The Race to Beat a Heart Attack
90 Minutes To Life or Death
In 90 minutes you can cook dinner, get a good workout, or watch a movie. An hour and a half can also mean the difference between life and death when suffering a heart attack.
Ochsner Medical Center has succeed in the most ambitious heart attack project ever undertaken; they have reduced the time it takes for a patient entering the ER to receive balloon angioplasty to reopen clogged arteries. Ochsner’s “door-to-balloon” time is less than 90 minutes.
Balloon angioplasty is a procedure that reopens clogged arteries by inflating a tiny balloon at the site of the blockage. Studies show this is the single best way to treat a severe heart attack if performed immediately.
“The 90 minute benchmark is critical as it can cut a patient’s risk of dying by 40%, but only if it’s done within 90 minutes of the patient’s arrival at the hospital,” explains Dr. John Reilly, Associate Director of the Cardiac Catheterization Lab at Ochsner.
According to a November 2006 study, if the balloon procedure is delayed three to 28 days after a heart attack, the procedure will not reduce the chances of death or a second heart attack over the next four years.
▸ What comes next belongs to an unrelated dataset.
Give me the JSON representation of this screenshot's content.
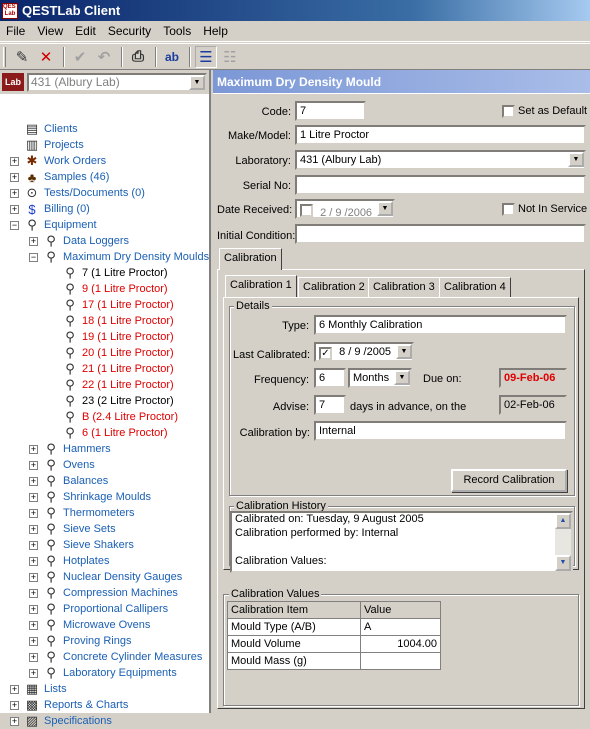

A heart attack occurs when blood flow to the heart muscle is reduced or stopped due to a blocked artery, most often with plaque. Over 250,000 people a year have heart attacks, of those, about 10,000 die in hospitals each year.
Often people wait too long before getting help. Below are warning signs for immediate attention:
- Chest discomfort: Most heart attacks involve uncomfortable pressure, squeezing, fullness or pain in the center of the chest. It lasts more than a few minutes, goes away and comes back.
- Discomfort: In other areas of the upper body: including the arms, back, neck, jaw or stomach.
- Shortness of breath: May occur with or without chest discomfort.
- Sudden flu-like symptoms: Cold sweat, upset stomach, nausea or light-headedness.
The National Heart, Lung and Blood Institute recently ranked U.S. hospitals according to their “door-toballoon” time. Ochsner Medical Center met these strict criteria, providing emergency care quickly enough to save lives due to heart attacks. For a complete list, visit:
www.hospitalcompare.hhs.gov or www.jointcommission.com.